[Stored entries]

━━━━━━

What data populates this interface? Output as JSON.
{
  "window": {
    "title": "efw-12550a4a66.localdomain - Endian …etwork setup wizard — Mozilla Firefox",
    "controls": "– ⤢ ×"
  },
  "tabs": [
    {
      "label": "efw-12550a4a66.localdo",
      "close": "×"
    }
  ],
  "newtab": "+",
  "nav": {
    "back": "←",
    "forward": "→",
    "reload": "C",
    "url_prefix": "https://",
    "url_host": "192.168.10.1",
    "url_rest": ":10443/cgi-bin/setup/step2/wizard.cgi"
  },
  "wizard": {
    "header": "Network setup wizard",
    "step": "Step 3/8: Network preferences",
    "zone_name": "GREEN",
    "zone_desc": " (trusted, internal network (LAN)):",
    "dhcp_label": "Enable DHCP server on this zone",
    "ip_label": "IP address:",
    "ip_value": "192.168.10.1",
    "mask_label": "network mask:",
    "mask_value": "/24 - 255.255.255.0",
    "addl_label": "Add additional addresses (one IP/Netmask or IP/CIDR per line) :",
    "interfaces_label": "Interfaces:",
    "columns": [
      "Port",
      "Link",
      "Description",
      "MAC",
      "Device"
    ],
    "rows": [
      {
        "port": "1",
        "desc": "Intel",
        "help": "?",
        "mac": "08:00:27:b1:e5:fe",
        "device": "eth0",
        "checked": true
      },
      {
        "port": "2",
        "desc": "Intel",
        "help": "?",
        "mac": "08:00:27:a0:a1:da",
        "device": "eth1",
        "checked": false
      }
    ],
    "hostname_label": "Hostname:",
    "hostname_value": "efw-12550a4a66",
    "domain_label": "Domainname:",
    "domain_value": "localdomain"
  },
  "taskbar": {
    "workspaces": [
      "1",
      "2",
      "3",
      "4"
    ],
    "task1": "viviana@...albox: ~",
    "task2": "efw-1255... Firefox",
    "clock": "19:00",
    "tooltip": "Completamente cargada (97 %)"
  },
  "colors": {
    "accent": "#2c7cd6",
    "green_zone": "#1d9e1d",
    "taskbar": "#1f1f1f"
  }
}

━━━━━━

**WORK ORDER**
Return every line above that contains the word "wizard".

**RESPONSE TO THIS TASK**
    "title": "efw-12550a4a66.localdomain - Endian …etwork setup wizard — Mozilla Firefox",
    "url_rest": ":10443/cgi-bin/setup/step2/wizard.cgi"
  "wizard": {
    "header": "Network setup wizard",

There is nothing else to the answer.